Lama also faulted private trekking companies that are more focused on expanding their client base than safety.

He also said that government permits, which are often issued to climbers just days before their expeditions, should be issued months in advance to give climbers time to fully prepare.

A climber from Kashmir who returned to Kathmandu after a failed attempt on Everest agreed that there should be a standard that climbers must meet.

“People just throw the cash and get a permit to climb Everest because there are no criteria,” said Rizza Alee. “Lots of people I saw were inexperienced.”

Expedition operators said they do vet climbers’ experience and ability before signing up them up and that even seasoned mountaineers sometimes lose their lives on Everest.

“In the mountains it is always unpredictable,” said Mingma Sherpa of Seven Summits Treks, one of the biggest expedition companies in Nepal.

Sherpa said the government cannot limit the number of permits because of the lasting draw of the world’s highest peak.

“People from all over the world would want to come visit Everest and that cannot be stopped,” he said.

Binaj Gurubacharya, The Associated Press

Like us on Facebook and follow us on Twitter.

Just Posted

Liberal Party candidate acclaimed for Central Okanagan-Similkameen-Nicola

Mary Ann Murphy will be acclaimed at a celebration tonight

Green Party announces candidate for Kelowna-Lake Country

Travis Ashley will challenge incumbent Liberal MP in October’s federal election

Online registration to speed up evacuee processing in Okanagan

Central Okanagan district tests province’s streamlined emergency management digital self-registration

Civil suit brought against Kelowna RCMP officer after ‘abhorrent’ interrogation

The woman involved in the 2012 interrogation is suing the officer and B.C.’s Minister of Justice

Missing Kelowna man found

Albert Henry Johns had been reported missing on June 14 after last being seen May 31

Locked in for love at the Kelowna BC SPCA

Kelowna celebrities get locked in for love at the BC SPCA

’When thunder roars, go indoors’: How to keep safe before lightning strikes

Each year, an estimated 10 deaths and as many as 164 injuries are lightning-related

Doors opened to the new pediatric oncology room at Vernon Jubilee Hospital

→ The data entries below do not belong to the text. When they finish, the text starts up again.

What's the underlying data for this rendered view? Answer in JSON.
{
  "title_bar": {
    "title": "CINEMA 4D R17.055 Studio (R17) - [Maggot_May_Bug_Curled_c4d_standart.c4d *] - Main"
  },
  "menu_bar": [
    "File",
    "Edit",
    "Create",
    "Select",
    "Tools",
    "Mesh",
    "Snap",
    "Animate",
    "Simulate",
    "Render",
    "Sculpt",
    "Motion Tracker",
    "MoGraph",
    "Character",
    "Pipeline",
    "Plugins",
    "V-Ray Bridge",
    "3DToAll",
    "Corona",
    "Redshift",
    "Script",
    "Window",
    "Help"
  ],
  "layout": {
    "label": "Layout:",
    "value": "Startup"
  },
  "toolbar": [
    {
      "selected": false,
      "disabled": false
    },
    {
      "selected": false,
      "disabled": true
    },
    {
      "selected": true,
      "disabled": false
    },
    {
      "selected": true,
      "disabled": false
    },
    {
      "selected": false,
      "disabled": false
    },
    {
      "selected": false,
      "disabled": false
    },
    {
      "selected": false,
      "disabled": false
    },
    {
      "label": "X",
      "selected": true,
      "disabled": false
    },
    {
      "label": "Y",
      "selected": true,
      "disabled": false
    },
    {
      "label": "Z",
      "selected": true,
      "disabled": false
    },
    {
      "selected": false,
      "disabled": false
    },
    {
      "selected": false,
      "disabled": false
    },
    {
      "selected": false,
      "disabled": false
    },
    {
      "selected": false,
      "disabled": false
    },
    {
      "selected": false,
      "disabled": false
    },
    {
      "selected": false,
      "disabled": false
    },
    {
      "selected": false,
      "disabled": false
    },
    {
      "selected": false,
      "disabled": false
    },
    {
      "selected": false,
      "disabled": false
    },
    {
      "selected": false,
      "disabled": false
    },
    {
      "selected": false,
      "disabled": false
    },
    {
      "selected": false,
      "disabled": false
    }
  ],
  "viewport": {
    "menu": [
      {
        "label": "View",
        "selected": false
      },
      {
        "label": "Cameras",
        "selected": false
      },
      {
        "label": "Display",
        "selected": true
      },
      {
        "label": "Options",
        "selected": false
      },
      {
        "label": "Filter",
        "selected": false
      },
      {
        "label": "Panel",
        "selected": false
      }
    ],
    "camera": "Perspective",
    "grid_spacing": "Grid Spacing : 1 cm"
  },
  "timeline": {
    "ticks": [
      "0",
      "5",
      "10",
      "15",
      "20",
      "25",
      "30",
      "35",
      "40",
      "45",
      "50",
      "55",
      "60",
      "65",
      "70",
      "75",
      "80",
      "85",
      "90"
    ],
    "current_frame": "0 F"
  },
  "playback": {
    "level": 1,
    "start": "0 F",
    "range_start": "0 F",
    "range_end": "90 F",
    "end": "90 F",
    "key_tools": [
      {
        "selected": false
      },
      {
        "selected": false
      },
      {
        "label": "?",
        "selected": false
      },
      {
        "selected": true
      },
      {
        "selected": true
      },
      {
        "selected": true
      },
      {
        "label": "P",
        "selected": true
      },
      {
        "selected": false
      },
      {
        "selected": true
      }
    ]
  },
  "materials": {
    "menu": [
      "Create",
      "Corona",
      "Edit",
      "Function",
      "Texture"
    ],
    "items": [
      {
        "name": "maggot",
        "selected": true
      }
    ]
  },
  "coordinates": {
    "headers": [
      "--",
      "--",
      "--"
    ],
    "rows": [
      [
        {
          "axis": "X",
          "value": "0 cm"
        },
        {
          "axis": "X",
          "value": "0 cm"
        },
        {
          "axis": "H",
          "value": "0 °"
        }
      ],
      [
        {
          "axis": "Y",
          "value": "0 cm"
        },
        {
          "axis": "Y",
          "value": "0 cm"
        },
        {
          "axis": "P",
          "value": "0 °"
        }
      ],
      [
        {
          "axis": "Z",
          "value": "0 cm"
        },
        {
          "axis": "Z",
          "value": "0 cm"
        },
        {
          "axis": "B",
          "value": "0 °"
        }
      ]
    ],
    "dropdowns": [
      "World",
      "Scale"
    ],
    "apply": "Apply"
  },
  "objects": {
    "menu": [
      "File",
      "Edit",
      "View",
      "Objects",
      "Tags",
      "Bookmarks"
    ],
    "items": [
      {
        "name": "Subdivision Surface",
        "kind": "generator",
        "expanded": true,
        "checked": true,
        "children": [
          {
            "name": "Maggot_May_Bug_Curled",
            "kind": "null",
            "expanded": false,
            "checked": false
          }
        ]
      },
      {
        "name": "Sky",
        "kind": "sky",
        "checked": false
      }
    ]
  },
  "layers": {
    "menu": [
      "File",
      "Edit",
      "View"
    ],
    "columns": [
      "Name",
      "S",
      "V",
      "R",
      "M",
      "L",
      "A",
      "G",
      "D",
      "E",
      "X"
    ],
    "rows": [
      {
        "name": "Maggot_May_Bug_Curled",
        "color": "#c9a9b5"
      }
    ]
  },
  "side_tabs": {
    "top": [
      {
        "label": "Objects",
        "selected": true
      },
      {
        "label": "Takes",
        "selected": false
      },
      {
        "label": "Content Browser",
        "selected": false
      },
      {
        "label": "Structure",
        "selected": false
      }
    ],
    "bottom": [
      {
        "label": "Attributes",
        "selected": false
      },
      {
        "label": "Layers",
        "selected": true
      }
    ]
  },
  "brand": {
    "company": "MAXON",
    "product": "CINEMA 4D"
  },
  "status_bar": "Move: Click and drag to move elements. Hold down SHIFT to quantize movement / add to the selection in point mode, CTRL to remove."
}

After $90,000 dollars was raised children now have a private place for treatment

VIDEO: After 73 years, siblings separated by adoption reunite in B.C

Donna Smith of Abbotsford and Clayton Myers of Williams Lake are glad they met each other

B.C.-born Carey Price brings young fan to tears at NHL Awards banquet

Anderson Whitehead first met his hockey idol after his mother died of cancer

Licence issue delays boozing while cruising on BC Ferries

Planned June launch for alcohol sales delayed

B.C. school mourns after 13-year-old killed by fallen tree on field trip

Teenager died after being struck and pinned by tree while on a field trip near Sooke

Penticton family honours loved one with acts of kindness, free coffee

The family of Kathy Castle want to ensure she is remembered by the community

Most Read